AT A GLANCE

  • In September 2014, the U.S. economy added 19,700 temporary help services jobs, and the number of temporary help services jobs in August 2014 was revised upward by 17,600
  • CareerBuilder’s fourth-quarter 2014 U.S. job forecast survey found that 29% of employers plan to add full-time, permanent headcount in the fourth quarter
  • Companies expect base salary increases to grow slightly to 3% in 2015

RELATED ARTICLES



November 01, 2014

What is “Engagement”? And Why Does It Matter?

Engagement, specifically worker engagement, is one of the most popular catchphrases in human resources this year.

While most companies cite employee engagement as one of their top goals, only few are able to ensure that workers are truly committed to their organizational goals and values. In the 2014 Deloitte Global Human Capital Trends research study, 78 percent of business leaders rated retention and engagement as urgent or important.

Employee Engagement, 2002 - 2012

Employee Engagement, 2002 - 2012

Source: Gallup Inc.

According to a recent survey by Gallup Inc., only 29 percent of employees in the U.S. and Canada are engaged. And only 13 percent of the total global workforce is engaged. A 2013 study estimates that low employee engagement costs the U.S. economy between $450 billion to $550 billion annually.

Effect of Engagement on Key Performance Indicators

Effect of Engagement on Key Performance Indicators

Source: Gallup, Inc.

What is “Engagement”?

Often, managers equate employee engagement to employee happiness or satisfaction. However, it is possible for someone to be happy at work, yet not be working hard or productively on behalf of the company. Worker engagement is a workplace measure of the emotional commitment a worker has to the organization and its goals. This means that engaged workers care about their work and the company, and do not work simply for a paycheck or promotion, but rather on behalf of the organization’s goals.

Research shows that companies with engaged workers have better business outcomes. A Towers Perrin research study shows that companies with engaged workers have 6 percent higher net profit, and a separate study shows that engaged companies have five times higher shareholder returns over five years. According to research by Oxford Strategic Consulting, the top 25 percent of companies with the most engaged workers produced twice as much profit and had 22% higher shareholder returns than the companies with the least engaged workers.

Tips on Boosting Worker Engagement

1) Select the right managers

Companies should actively search for managers who have the unique skills required to effectively manage people rather than simply using management jobs as promotional rewards for all career paths. Managers should have the right talents for supporting, positioning, empowering, and engaging their staff.

2) One size does not fit all

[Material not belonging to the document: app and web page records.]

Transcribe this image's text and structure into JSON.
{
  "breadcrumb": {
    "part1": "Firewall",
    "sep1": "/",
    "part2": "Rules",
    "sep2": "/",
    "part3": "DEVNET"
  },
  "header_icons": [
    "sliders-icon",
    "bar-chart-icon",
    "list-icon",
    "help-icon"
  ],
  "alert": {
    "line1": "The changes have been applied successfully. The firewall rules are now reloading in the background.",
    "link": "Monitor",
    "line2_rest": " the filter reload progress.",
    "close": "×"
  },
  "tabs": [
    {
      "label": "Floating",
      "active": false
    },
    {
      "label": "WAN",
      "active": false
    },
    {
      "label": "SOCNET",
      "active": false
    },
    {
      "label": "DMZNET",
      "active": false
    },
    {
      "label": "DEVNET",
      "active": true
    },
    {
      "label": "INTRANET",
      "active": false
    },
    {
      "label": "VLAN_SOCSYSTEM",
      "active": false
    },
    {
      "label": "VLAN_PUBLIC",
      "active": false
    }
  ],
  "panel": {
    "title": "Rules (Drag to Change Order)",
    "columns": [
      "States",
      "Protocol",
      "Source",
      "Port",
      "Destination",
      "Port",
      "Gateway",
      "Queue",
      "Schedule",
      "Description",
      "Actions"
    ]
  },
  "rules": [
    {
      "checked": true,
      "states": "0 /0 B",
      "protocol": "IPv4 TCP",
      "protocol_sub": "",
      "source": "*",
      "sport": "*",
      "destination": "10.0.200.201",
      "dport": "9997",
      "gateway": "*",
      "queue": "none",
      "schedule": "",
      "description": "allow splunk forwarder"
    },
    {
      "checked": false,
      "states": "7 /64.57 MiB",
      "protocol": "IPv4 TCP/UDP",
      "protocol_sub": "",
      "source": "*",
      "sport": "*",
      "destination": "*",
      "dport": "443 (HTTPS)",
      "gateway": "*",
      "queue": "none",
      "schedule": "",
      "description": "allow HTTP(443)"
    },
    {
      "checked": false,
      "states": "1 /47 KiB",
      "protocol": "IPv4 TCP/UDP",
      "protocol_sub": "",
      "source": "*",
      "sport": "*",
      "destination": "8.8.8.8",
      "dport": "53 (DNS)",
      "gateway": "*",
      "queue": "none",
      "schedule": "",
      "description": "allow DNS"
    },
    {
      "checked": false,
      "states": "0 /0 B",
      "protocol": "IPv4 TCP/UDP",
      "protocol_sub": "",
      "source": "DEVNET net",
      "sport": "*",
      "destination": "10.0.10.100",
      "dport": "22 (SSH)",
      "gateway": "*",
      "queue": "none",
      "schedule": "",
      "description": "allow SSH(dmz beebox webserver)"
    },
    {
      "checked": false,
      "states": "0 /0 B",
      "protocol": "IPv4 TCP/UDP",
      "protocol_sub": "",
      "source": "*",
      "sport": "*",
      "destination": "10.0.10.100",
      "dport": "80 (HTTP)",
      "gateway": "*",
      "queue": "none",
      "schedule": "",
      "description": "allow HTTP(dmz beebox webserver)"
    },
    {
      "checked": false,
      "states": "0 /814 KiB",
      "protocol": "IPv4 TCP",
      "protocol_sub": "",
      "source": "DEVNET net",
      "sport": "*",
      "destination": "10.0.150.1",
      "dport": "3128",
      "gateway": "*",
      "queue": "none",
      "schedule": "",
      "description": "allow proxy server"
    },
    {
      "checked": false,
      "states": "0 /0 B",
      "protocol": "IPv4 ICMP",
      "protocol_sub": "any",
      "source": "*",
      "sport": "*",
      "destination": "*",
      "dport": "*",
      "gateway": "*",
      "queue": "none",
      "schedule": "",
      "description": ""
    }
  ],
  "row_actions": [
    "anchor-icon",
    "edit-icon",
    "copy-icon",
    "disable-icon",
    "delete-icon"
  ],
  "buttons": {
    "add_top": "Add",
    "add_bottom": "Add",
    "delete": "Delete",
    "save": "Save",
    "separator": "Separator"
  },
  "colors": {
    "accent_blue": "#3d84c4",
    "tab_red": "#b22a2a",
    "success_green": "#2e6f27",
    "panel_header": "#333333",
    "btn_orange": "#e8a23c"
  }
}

According to Gallup’s research on employee engagement, different types of workers need different engagement strategies. For example, generations near the end of their career tend to be more engaged than those at the beginning. And women have slightly higher engagement rates than men. Tenure, industry, organizational level, and educational background also make a difference in worker engagement.

3) Consider workplace flexibility options

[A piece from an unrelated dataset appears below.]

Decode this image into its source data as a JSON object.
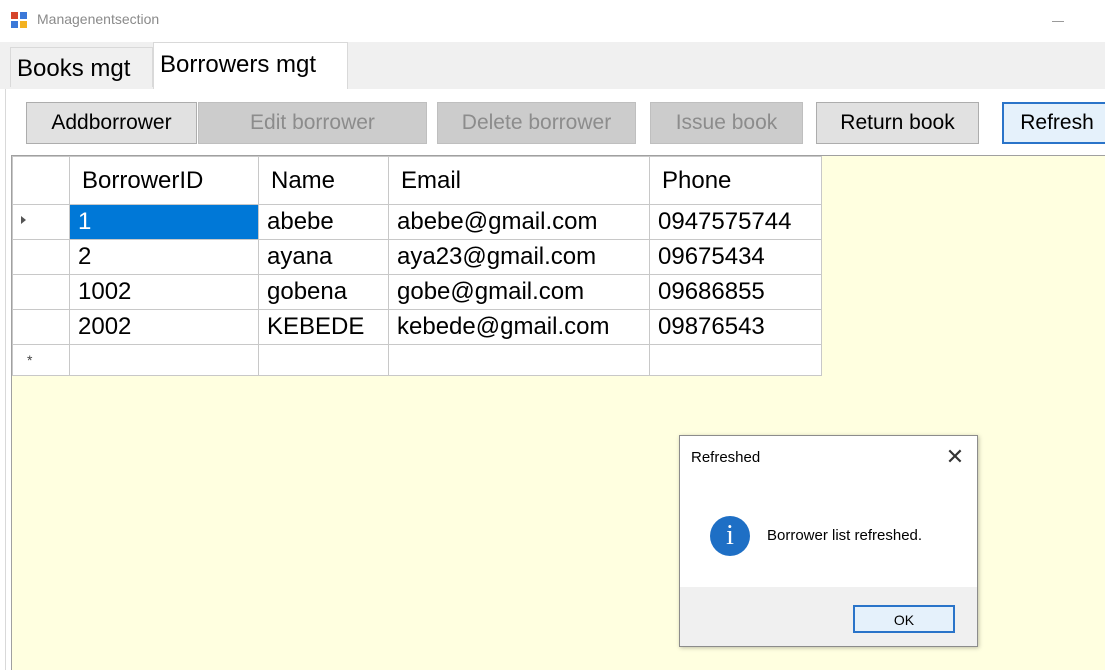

Research shows that working remotely has a strong correlation with employee engagement. Generally, remote workers are slightly more engaged and log more hours. Similarly, companies with workplace benefits that promote wellbeing frequently have a more engaged workforce.

4) Don’t implement without first really understanding your workers

Managers often hear stories of what’s worked to boost engagement at other companies, and attempt to mimic that program. However, simply copying what’s worked for another organization or industry might be not be the best fit for the company. Company leaders should really analyze their workforce and organizational culture to come up with unique practices that are relevant to their company.

5) Ask for continuous feedback

Asking workers to continuously provide feedback is a great way for managers to understand the pulse of the company. Continuous feedback from workers allows companies to uncover hidden issues, obtain data on what motivates workers, encourage collaboration, and give the message that worker opinions are important and that management cares about them.

Subscribe to our TrendLine Report

Subscription :

Thanks for Subscribing.You will get the monthly DCR TrendLine Reports.